[Source records]
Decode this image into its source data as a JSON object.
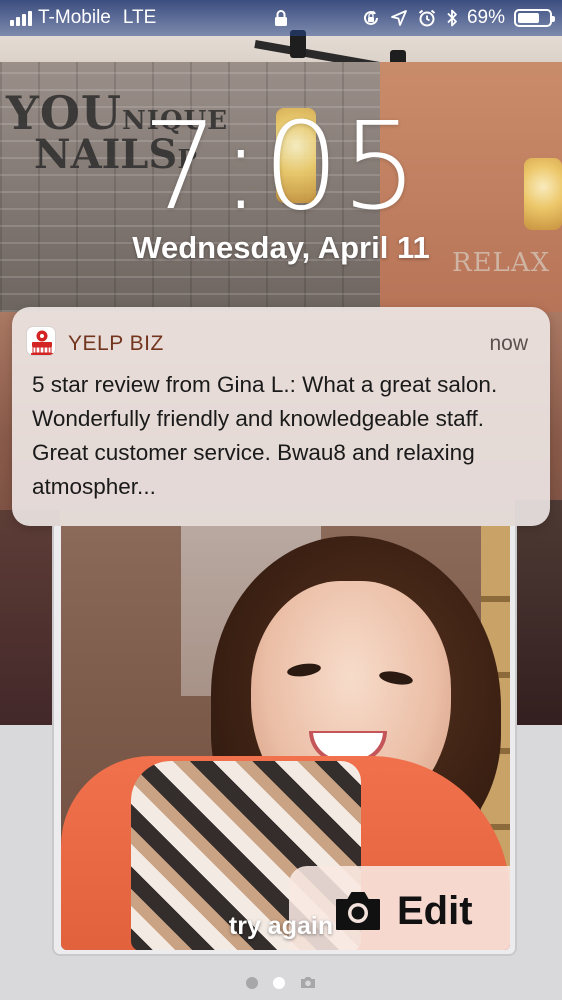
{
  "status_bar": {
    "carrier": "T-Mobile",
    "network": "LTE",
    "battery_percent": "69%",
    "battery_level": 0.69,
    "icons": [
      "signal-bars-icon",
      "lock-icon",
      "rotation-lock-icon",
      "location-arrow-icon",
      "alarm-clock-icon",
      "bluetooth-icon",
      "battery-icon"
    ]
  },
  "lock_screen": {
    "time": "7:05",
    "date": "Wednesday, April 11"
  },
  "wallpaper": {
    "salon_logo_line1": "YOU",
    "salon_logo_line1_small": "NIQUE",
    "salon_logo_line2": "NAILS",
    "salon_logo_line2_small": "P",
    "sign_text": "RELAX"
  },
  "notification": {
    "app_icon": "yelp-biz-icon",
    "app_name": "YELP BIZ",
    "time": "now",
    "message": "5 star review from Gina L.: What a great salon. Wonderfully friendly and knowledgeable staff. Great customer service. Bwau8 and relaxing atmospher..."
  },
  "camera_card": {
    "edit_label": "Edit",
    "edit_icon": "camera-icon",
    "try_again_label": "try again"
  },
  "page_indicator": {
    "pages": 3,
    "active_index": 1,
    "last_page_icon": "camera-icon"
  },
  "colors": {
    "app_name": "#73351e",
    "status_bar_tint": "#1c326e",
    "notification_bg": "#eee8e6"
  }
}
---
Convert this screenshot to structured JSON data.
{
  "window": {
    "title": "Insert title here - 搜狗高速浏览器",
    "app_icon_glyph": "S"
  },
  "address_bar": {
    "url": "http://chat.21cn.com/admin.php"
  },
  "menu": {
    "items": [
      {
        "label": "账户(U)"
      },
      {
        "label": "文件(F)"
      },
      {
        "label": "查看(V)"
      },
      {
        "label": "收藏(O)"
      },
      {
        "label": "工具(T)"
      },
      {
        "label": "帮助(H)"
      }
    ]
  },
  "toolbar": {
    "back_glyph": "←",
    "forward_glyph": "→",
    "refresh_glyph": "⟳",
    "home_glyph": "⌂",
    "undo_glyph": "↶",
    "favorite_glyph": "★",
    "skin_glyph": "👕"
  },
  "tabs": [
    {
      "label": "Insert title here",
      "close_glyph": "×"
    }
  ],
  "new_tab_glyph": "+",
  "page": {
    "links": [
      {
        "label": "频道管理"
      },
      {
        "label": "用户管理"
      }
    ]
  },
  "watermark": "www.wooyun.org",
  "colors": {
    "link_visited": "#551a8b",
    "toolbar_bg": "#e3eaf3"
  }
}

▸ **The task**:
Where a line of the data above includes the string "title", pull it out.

▸ **Reply to the exercise**:
    "title": "Insert title here - 搜狗高速浏览器",
      "label": "Insert title here",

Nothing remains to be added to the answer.